A beautiful hike, an incredible summit, a perfect weather kind of day, and I got some nice shots. You’ll see quite a few of them here, I think!


Sky Dancing

July 23, 2006 at 8:18 pm

Last Sunday, Mark and I headed to Vedauwoo for some fun sunny climbing, per the usual weekend plan. Unusually, however, there was a large bus parked in the middle of the entrance road when we got there. It turns out, last Sunday a Laramie theatre group were putting on an aerial ballet among the beautiful rock formations that make up Box Canyon.

Vertical Dance is a strange sort of tradition at Vedauwoo. The area was origially named and ‘created’ as a recreational area in the early 1920’s due to the efforts of a woman at the University of Wyoming; who used the natural ampitheatre to exhibit her plays and music. The tradition was rekindled in the late 1990s but, as the area had become famous more for it’s amazing climbing opportunities in the previous 30 years, the art performance was lifted off the ground and on to ropes! Each dancer had a rock harness, rock shoes, and kept themselves stationary on their (probably static) rope using a grigri! At the end of the performance, they all droppd the coiled extra rope and lowered themselves back to the ground.

Mark and I payed $13 to see the festivities last weekend. It was very nice. The performers were all talented dancers, but possibly a little nervous about being so far off the ground while performing. :-) I had the vague preminition that somebody had told the dancers just before the performance: “Oh, you’ll be totally fine. These anchors are bomber. Just don’t bounce around too much or anything…”

There were three or four “sections” to the performance. One guy in white that you can see at the top of the photo would come out between sections swing wide circles, doing front and back flips in the air, and then dissapear back into the crack.
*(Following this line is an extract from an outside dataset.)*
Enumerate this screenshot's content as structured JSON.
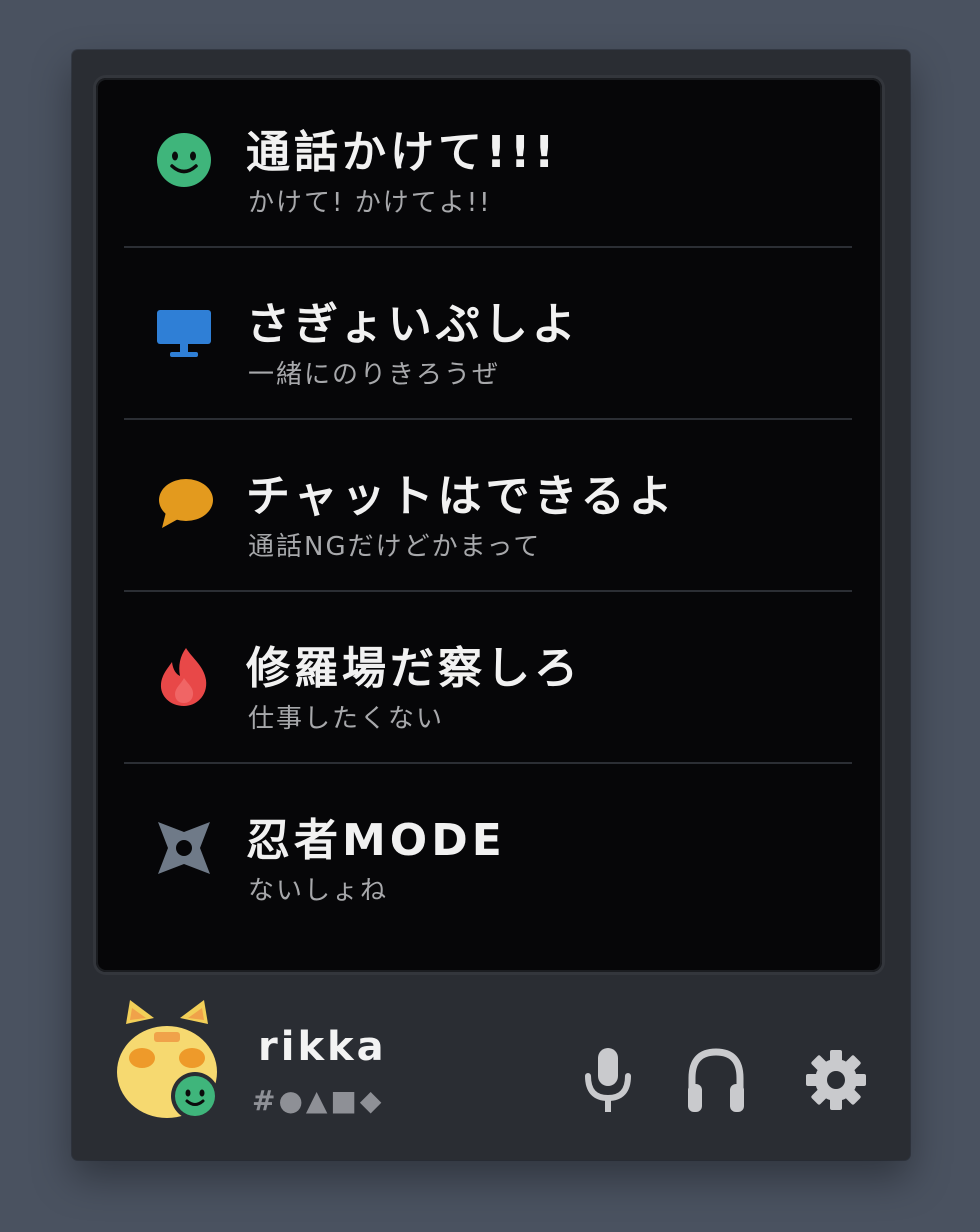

The three girls on the left went first, and spent their time doing choreographed arm and leg waving and small twirls on their ropes. The two barefoot girls hanging on the rope and pulley out in space mostly lifted each other up and down and slowly rotated in circles while holding on to each other’s arms and feet. And the couple on the right did similar work raising and lowering each other and a couple flips and swirls. It actually looked alot like a Wyoming rock-climber’s version of Cirque du Soleil. Pretty cool.


Wild Columbine Near the Trail

July 21, 2006 at 9:50 am

Well, I finally got all the pictures up from the Thayer Family Vacation (click here!) and also the pictures from our really beautiful hike up North and South Diamond Peaks near Cameron Pass (click here too!).

This is another shot from that hike. The wild columbine is the state flower of Colorado, but it’s also sometimes considered an endangered flower. Supposedly, it’s protected such that it’s illegal to pick wild-growing columbine. I had never seen as many bushes of this flower growing wild on one mountain as we saw on the Diamond Peaks. It was all over the place. And absolutely beautiful.


Summit Photo!

July 18, 2006 at 6:07 pm

Portrait of the family (the hubby, the dog and me) on the beautiful and flower-covered summit of North Diamond Peak. Too bad we never did get the dog to turn around and face the camera. I think she was getting tired.

I took a boat-load of fantastic photos from this hike, and I hope to be able to blog a good chunk of them. I will also add a gallery at some point, check back for a link when I get that done.

Rawahs, Colorado, July 2006.